[[ Source records open ]]

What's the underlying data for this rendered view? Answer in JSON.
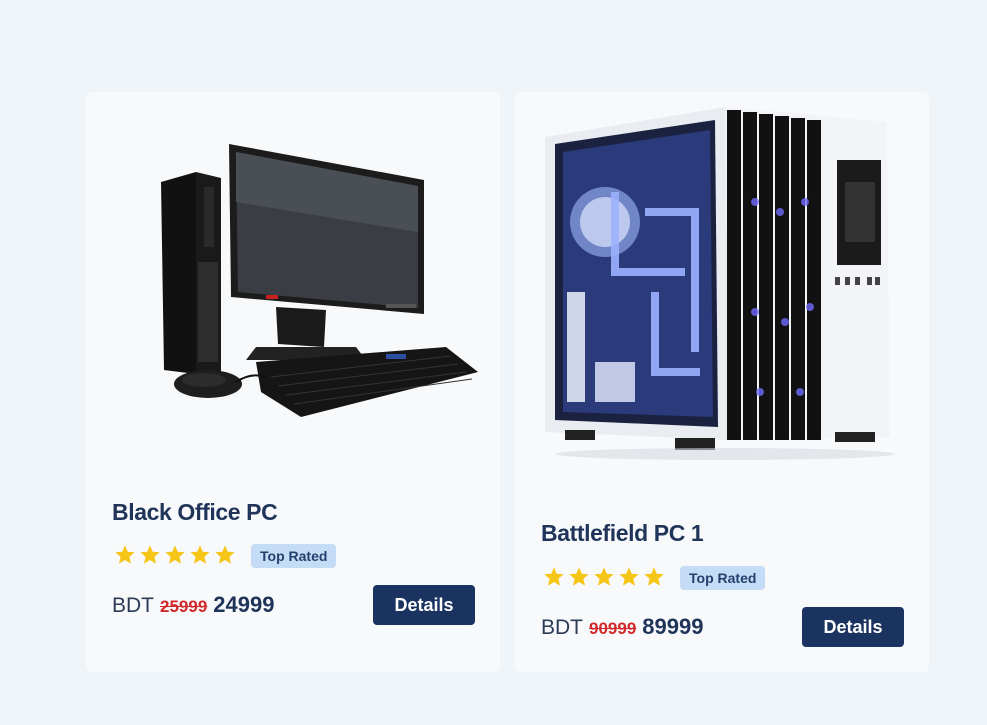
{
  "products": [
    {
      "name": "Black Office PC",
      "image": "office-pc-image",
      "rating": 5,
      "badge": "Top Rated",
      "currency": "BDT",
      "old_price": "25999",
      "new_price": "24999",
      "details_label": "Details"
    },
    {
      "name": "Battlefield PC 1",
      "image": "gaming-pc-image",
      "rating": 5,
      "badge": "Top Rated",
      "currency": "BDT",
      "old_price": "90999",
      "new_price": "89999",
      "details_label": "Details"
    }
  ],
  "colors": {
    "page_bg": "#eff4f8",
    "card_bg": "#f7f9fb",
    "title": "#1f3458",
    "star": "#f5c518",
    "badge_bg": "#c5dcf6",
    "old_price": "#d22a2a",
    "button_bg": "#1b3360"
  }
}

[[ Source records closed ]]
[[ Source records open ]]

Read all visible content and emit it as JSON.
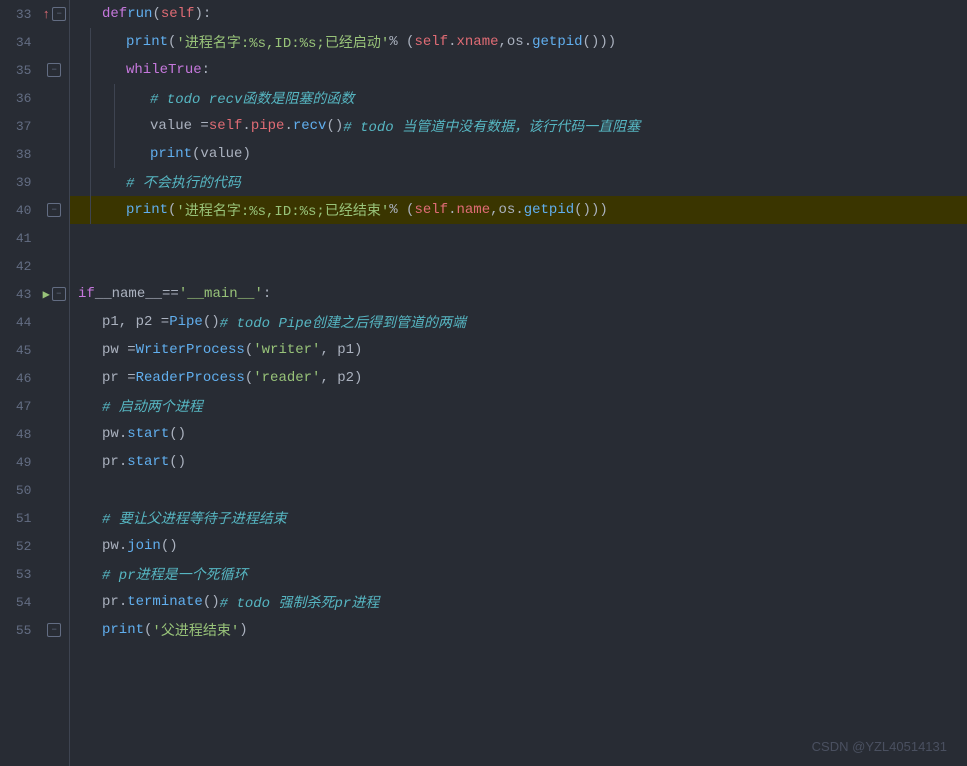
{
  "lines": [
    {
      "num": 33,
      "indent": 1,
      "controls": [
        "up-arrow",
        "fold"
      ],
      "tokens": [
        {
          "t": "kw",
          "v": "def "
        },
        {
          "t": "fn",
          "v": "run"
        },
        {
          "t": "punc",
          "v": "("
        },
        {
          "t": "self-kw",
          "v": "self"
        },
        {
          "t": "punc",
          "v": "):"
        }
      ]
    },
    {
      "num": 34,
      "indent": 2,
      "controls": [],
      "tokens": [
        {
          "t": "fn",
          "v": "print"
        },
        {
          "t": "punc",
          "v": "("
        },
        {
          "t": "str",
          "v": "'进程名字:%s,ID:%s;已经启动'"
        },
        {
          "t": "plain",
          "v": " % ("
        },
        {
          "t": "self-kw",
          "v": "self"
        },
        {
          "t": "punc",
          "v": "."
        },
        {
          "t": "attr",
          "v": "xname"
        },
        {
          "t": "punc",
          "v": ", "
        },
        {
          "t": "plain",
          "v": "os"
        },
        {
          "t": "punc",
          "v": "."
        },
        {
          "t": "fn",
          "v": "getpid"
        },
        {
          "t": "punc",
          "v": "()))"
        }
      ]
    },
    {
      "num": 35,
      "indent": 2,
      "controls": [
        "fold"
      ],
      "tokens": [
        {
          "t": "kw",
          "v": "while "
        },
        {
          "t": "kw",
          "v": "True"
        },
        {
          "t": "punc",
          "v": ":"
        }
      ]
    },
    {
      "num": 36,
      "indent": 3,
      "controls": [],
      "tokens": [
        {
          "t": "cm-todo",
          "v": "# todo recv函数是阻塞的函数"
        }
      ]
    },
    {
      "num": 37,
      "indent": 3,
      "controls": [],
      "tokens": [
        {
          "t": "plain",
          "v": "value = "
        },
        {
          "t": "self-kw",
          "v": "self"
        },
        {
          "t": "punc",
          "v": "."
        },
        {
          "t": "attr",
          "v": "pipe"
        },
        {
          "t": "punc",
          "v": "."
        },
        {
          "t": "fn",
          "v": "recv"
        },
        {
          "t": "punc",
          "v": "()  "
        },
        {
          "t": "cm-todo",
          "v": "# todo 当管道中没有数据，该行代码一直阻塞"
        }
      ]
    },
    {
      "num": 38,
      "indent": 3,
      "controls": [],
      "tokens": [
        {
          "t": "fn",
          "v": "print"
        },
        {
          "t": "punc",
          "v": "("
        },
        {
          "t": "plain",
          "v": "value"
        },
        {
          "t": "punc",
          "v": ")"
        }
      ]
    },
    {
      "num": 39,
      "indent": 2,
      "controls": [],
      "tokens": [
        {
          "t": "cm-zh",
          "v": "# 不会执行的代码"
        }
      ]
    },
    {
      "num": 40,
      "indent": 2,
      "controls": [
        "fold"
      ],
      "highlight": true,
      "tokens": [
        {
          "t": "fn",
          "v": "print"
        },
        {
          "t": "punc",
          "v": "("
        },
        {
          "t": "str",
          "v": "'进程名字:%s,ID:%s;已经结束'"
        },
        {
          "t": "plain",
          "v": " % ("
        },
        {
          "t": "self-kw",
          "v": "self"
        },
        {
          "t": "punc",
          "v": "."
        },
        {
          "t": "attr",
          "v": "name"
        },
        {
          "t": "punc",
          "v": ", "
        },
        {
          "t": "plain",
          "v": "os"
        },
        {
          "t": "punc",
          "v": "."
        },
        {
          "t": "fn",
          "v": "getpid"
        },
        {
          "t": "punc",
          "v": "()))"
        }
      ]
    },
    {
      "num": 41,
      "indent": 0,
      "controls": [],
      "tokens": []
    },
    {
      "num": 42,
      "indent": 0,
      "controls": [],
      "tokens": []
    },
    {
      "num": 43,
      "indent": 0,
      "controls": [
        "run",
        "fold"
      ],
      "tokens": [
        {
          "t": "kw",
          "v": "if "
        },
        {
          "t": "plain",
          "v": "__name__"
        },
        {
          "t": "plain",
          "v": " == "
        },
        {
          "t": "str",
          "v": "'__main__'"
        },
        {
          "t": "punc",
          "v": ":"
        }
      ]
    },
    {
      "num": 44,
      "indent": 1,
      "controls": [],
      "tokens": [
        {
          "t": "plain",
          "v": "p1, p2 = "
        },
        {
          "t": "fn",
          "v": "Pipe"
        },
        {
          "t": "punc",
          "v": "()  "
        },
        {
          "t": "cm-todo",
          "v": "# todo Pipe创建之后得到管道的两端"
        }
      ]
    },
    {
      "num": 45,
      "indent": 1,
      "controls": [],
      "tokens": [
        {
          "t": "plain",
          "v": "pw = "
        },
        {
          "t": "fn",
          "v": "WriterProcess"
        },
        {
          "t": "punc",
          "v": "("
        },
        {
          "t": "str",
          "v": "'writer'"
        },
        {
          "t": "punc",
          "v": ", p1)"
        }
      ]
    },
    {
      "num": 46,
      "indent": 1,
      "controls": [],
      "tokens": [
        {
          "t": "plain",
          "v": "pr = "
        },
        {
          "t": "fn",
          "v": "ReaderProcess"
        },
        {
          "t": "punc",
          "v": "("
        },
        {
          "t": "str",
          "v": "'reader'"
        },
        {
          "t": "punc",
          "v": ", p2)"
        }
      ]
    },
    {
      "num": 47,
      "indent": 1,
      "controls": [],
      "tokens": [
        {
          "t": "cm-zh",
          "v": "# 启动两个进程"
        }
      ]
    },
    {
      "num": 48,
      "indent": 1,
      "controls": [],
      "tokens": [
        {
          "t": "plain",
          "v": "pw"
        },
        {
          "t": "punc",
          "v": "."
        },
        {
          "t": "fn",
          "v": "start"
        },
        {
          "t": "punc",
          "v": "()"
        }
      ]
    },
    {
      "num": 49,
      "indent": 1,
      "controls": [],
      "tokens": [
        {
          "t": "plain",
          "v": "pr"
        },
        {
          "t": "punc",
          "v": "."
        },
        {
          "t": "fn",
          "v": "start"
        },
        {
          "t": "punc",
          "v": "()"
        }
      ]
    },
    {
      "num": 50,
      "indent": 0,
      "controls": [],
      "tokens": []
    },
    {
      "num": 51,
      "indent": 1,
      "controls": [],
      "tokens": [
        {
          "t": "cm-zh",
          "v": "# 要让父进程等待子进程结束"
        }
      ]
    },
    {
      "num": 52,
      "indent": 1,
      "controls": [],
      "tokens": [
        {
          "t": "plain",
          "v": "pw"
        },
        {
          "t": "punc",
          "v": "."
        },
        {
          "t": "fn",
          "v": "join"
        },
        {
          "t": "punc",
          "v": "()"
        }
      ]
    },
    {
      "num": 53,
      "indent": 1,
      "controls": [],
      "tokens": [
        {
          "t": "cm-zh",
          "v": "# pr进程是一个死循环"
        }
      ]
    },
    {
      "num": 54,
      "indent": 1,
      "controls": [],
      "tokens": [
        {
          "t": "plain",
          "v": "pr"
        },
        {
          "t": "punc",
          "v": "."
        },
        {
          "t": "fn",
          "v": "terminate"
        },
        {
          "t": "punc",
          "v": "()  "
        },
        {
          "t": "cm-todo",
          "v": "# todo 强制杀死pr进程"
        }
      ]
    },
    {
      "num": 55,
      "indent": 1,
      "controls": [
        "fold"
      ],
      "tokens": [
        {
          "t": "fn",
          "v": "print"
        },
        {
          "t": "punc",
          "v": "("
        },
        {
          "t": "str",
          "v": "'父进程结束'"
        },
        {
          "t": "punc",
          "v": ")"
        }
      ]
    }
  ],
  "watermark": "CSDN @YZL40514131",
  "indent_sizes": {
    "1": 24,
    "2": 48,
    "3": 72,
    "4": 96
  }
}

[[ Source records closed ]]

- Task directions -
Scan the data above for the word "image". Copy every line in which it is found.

- Task response -
      "image": "office-pc-image",
      "image": "gaming-pc-image",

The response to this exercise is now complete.